Top of RECORDS TO PROCESS

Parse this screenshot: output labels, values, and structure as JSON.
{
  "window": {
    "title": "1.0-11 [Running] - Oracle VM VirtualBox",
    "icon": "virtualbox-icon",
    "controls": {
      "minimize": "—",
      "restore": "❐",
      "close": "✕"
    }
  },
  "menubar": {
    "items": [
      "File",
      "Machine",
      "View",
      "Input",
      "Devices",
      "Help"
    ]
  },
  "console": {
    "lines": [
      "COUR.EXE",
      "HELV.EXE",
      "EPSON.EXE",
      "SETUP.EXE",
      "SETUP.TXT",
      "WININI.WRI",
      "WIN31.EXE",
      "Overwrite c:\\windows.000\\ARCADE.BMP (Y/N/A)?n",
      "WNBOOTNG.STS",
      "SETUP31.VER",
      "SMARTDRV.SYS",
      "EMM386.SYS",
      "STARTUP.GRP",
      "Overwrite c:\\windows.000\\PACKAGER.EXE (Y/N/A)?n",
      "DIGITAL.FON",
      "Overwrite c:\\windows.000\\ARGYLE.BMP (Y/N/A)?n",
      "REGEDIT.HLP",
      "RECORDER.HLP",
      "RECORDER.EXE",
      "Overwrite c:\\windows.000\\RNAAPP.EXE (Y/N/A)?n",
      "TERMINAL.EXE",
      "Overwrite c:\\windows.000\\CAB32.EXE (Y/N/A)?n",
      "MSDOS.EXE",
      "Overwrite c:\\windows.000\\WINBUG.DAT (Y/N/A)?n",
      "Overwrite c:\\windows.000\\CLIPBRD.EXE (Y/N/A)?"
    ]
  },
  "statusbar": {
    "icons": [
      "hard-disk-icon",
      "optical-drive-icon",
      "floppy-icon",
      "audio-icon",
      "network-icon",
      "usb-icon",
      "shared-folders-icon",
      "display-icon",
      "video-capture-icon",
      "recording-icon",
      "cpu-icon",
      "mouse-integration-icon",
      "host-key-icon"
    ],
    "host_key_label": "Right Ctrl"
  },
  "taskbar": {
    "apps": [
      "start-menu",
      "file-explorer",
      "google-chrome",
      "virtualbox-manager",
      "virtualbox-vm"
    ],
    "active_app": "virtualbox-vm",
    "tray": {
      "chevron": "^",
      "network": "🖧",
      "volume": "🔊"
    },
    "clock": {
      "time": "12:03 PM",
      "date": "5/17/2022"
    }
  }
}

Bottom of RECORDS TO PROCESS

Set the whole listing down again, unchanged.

* **OUTPUT**
Parse this screenshot: output labels, values, and structure as JSON.
{
  "window": {
    "title": "1.0-11 [Running] - Oracle VM VirtualBox",
    "icon": "virtualbox-icon",
    "controls": {
      "minimize": "—",
      "restore": "❐",
      "close": "✕"
    }
  },
  "menubar": {
    "items": [
      "File",
      "Machine",
      "View",
      "Input",
      "Devices",
      "Help"
    ]
  },
  "console": {
    "lines": [
      "COUR.EXE",
      "HELV.EXE",
      "EPSON.EXE",
      "SETUP.EXE",
      "SETUP.TXT",
      "WININI.WRI",
      "WIN31.EXE",
      "Overwrite c:\\windows.000\\ARCADE.BMP (Y/N/A)?n",
      "WNBOOTNG.STS",
      "SETUP31.VER",
      "SMARTDRV.SYS",
      "EMM386.SYS",
      "STARTUP.GRP",
      "Overwrite c:\\windows.000\\PACKAGER.EXE (Y/N/A)?n",
      "DIGITAL.FON",
      "Overwrite c:\\windows.000\\ARGYLE.BMP (Y/N/A)?n",
      "REGEDIT.HLP",
      "RECORDER.HLP",
      "RECORDER.EXE",
      "Overwrite c:\\windows.000\\RNAAPP.EXE (Y/N/A)?n",
      "TERMINAL.EXE",
      "Overwrite c:\\windows.000\\CAB32.EXE (Y/N/A)?n",
      "MSDOS.EXE",
      "Overwrite c:\\windows.000\\WINBUG.DAT (Y/N/A)?n",
      "Overwrite c:\\windows.000\\CLIPBRD.EXE (Y/N/A)?"
    ]
  },
  "statusbar": {
    "icons": [
      "hard-disk-icon",
      "optical-drive-icon",
      "floppy-icon",
      "audio-icon",
      "network-icon",
      "usb-icon",
      "shared-folders-icon",
      "display-icon",
      "video-capture-icon",
      "recording-icon",
      "cpu-icon",
      "mouse-integration-icon",
      "host-key-icon"
    ],
    "host_key_label": "Right Ctrl"
  },
  "taskbar": {
    "apps": [
      "start-menu",
      "file-explorer",
      "google-chrome",
      "virtualbox-manager",
      "virtualbox-vm"
    ],
    "active_app": "virtualbox-vm",
    "tray": {
      "chevron": "^",
      "network": "🖧",
      "volume": "🔊"
    },
    "clock": {
      "time": "12:03 PM",
      "date": "5/17/2022"
    }
  }
}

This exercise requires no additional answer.